* **EXERCISE GOAL**: Each line below that includes the word "from" adds one to the count; give that count and nothing else.

DATA PROVIDED START

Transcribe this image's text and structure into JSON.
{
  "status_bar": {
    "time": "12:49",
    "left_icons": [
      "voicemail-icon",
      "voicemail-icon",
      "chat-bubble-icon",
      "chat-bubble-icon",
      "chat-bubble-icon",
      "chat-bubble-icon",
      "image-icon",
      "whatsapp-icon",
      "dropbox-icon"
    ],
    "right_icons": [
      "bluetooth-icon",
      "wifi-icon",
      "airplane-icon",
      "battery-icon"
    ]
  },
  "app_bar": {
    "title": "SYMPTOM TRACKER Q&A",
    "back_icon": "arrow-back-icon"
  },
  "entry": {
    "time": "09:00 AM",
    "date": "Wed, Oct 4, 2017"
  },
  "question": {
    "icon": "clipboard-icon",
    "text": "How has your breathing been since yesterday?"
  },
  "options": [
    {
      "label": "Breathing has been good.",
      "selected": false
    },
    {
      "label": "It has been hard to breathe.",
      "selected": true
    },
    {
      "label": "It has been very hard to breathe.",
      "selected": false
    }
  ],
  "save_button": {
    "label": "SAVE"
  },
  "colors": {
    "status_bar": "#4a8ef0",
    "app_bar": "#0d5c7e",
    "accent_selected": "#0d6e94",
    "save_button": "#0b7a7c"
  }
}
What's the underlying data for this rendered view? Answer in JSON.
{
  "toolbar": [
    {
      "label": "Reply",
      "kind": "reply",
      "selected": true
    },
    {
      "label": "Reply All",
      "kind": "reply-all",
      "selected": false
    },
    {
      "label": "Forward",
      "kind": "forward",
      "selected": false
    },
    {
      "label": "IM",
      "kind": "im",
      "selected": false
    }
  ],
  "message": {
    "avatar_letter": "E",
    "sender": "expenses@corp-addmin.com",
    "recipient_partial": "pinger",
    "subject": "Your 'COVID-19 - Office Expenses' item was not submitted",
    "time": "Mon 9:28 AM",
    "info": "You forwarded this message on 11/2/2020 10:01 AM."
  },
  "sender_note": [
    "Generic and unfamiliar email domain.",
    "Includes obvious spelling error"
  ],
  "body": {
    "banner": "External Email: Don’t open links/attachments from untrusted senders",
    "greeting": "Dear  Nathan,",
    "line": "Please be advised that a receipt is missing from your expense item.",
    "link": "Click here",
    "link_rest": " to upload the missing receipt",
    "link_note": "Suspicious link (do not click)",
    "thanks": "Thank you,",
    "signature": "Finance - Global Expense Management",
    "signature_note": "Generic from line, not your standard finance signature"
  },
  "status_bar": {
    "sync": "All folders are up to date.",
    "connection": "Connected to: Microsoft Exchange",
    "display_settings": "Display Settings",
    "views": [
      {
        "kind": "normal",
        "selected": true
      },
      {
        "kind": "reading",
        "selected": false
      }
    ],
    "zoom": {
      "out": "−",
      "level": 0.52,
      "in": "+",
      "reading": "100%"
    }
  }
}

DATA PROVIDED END

* **TASK ANSWER**: 3